I’m sorry, Caddyman, but you have that incredibly wrong.
The failure mechanism on radial tires is the properties of the rubber compound between the 2 belts, not the adhesion between the steel and the rubber. That is the most highly stressed area of the tire and as the tire ages, the compound weakens and eventually fails. Heat accelerates the process, as does excessive loading or underinflation.
Frequently, the tread will peel right off the tire when it’s bond to the underlying steel belt is lost…In many “performance” tires, a Nylon belt is added to improve the bond in this critical area…
Caddyman, just so we are clear:
The nylon cap ply reduces the affect centrigual forces have - particularly on the belt edges. That reduces the stress level. The cap ply also acts like a band-aid by providing a restriction to the belt lifting once a belt separation starts. In other words, it reduces the risk that the tread and belt will be thrown off. It does nothing to promote adhesion.

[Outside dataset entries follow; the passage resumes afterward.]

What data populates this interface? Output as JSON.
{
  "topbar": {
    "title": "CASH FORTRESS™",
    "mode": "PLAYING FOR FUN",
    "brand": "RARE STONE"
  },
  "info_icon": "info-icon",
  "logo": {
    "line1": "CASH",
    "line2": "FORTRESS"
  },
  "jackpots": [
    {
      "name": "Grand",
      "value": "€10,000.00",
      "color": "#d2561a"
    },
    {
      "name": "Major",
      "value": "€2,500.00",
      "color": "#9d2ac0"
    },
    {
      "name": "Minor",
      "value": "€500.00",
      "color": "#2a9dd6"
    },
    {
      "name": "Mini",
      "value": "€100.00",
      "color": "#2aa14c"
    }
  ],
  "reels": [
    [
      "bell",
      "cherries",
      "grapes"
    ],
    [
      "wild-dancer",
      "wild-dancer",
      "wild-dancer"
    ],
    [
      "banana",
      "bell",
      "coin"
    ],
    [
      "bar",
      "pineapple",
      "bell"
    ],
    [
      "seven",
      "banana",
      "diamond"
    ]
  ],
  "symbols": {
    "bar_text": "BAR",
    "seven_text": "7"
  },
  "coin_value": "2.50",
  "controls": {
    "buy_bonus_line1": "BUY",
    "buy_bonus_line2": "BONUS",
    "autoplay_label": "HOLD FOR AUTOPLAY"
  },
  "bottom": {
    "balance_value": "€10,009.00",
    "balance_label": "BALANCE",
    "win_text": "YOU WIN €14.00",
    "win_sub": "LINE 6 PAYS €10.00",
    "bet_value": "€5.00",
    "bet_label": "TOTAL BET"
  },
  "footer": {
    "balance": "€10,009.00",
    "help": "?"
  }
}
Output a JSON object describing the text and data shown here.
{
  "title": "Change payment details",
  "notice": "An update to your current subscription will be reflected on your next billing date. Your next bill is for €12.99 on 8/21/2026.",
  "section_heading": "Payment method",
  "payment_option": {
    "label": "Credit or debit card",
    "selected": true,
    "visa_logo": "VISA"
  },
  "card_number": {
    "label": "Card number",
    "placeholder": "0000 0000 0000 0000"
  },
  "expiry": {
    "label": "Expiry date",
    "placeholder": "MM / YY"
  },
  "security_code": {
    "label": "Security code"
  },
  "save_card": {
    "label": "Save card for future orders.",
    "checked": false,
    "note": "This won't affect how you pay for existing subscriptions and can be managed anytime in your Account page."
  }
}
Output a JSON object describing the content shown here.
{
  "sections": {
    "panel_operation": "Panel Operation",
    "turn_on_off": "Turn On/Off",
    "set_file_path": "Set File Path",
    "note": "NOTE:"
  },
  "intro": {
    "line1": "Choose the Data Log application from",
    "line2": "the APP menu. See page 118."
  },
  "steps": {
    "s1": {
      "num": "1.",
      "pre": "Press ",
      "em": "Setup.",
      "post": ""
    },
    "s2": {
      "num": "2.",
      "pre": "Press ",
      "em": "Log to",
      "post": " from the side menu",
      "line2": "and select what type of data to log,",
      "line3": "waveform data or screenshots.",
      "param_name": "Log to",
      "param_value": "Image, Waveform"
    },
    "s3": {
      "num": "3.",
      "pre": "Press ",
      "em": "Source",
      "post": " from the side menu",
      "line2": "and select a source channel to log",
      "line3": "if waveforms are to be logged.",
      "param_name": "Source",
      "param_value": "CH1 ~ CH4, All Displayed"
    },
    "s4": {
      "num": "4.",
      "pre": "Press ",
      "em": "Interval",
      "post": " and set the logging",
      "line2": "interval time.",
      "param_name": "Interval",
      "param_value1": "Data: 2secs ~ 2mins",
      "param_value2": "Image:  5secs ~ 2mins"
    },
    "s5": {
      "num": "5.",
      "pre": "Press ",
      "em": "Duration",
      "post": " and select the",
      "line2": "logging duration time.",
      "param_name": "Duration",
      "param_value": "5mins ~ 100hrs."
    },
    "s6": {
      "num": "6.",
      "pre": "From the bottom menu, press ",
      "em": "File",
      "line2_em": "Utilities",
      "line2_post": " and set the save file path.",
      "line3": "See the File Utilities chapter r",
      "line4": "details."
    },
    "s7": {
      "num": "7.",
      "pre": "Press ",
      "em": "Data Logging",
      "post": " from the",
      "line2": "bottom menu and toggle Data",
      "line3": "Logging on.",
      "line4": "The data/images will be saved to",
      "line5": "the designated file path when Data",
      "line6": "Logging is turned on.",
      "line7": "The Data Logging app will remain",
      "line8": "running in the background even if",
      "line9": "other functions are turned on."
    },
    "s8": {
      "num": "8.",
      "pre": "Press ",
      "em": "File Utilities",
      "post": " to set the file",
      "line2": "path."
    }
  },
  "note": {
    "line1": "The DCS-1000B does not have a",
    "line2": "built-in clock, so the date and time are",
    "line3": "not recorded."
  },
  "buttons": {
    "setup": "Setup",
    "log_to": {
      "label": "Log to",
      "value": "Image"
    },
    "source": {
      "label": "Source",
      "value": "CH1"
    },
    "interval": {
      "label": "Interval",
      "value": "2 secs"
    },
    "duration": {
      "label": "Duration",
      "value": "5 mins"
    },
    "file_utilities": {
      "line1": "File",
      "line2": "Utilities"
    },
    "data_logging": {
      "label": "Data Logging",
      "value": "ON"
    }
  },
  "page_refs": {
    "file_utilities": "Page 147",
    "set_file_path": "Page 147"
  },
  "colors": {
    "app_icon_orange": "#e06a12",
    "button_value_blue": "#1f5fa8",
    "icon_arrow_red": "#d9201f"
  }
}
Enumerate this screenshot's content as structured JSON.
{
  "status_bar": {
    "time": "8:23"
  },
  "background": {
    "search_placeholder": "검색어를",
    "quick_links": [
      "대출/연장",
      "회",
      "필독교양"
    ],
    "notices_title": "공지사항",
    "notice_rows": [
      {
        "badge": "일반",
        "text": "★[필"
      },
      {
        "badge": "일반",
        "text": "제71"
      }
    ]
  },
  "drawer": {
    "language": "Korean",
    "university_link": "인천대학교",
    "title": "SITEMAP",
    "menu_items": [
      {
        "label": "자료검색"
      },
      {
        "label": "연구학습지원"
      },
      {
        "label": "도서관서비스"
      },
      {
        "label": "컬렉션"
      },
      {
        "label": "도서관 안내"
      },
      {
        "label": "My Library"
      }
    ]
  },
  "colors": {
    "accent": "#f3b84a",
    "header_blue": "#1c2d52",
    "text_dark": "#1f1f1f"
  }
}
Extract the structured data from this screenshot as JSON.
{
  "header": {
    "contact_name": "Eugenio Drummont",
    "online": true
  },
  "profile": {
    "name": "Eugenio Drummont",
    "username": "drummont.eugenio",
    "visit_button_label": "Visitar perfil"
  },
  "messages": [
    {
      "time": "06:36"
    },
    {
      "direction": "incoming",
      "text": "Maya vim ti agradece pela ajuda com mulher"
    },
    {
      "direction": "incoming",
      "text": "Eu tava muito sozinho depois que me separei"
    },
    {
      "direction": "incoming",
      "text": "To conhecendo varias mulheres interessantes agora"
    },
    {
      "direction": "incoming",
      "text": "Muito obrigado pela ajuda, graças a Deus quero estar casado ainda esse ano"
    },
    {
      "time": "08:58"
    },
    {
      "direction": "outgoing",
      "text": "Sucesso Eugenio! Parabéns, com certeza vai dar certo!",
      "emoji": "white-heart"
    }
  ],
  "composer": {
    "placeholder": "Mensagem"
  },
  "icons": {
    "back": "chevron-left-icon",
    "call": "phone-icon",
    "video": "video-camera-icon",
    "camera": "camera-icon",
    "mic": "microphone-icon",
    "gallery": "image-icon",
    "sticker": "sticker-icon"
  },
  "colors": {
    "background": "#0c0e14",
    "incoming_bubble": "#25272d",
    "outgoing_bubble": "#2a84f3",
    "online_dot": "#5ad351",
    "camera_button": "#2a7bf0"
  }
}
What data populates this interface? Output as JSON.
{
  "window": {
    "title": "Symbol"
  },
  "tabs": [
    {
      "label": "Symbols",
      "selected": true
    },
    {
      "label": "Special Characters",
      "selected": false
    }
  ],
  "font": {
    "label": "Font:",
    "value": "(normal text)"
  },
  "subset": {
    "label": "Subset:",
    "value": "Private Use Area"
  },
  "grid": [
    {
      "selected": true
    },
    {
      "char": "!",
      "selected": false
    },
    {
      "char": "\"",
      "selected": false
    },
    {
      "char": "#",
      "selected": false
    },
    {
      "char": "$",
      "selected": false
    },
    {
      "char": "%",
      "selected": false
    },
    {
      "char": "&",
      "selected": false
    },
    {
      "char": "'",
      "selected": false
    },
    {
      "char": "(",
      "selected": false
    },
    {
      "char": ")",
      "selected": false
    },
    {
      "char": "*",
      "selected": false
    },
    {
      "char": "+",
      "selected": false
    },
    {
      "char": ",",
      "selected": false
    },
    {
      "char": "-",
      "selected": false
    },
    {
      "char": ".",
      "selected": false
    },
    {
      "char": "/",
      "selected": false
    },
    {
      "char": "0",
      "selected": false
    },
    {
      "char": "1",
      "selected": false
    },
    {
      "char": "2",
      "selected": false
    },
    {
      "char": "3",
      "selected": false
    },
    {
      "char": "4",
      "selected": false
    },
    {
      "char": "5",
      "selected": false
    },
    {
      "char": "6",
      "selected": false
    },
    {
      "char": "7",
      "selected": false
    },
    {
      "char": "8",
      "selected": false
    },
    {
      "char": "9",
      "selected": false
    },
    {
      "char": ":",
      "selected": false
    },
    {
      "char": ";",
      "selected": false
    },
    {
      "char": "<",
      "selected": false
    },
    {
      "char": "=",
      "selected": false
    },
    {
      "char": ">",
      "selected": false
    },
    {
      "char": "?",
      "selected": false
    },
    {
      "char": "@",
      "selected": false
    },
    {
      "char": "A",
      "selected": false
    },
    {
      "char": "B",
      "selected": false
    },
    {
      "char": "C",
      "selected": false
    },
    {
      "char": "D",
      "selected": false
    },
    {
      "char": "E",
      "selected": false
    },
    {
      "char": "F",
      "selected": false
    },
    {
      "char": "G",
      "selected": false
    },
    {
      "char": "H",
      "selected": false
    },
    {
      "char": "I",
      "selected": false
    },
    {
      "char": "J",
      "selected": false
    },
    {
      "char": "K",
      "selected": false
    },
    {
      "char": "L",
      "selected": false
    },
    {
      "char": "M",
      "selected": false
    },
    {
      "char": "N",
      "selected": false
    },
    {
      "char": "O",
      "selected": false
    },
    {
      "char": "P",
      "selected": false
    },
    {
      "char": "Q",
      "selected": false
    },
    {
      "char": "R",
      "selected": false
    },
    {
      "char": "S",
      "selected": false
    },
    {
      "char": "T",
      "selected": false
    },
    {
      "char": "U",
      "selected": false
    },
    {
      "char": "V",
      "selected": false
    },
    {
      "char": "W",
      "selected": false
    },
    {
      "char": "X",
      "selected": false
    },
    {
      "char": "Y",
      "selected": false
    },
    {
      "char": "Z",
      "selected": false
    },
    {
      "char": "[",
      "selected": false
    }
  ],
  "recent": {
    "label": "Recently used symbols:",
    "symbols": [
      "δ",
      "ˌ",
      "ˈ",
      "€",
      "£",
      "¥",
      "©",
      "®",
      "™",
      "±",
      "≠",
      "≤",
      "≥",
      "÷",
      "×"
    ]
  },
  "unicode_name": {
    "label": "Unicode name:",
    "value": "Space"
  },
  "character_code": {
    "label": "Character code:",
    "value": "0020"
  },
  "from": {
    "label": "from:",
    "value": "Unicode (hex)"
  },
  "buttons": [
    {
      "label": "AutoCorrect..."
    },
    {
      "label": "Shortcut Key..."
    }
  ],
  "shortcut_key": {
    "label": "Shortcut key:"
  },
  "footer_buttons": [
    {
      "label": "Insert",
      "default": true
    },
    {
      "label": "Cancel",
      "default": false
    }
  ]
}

To Raj I wasn’t suggesting that people drive with 1972 tires on their cars, just that a 6 year lifespan seems very conservative to me. After all, when our cars get 6 years old we don’t go out and buy new spares do we?
When I first started driving we were still driving cars of the 40s,30s and even sometimes 20s. Blowouts were a regular occurrence and considered something you should be able to handle. Just keep your foot on the gas until you are sure you have control and then ease off and let the friction of the blown tire slow you until you get below 40 , then gently brake to a stop.
Note that the 6 year figure CapriRacer mentioned only applies to the hottest climates.
I have a 1-ton Dodge flatbed truck equipped with 10 ply (bias) Nylon tires that I purchased new 18 years ago. It is used to haul water in Sonora, Mexico, one of the hottest places in North America…So far, the tires have been trouble-free…
Back when I was young & broke I used to get my tires from a friend who crushed cars for a living. I’m sure most those cars sat in tree groves, etc. for some years after being taken off the road. Even though the tires would look nearly new with plenty of tread depth left, it seems like they wore out in no time! Then it was time to go back to visit the crusher again.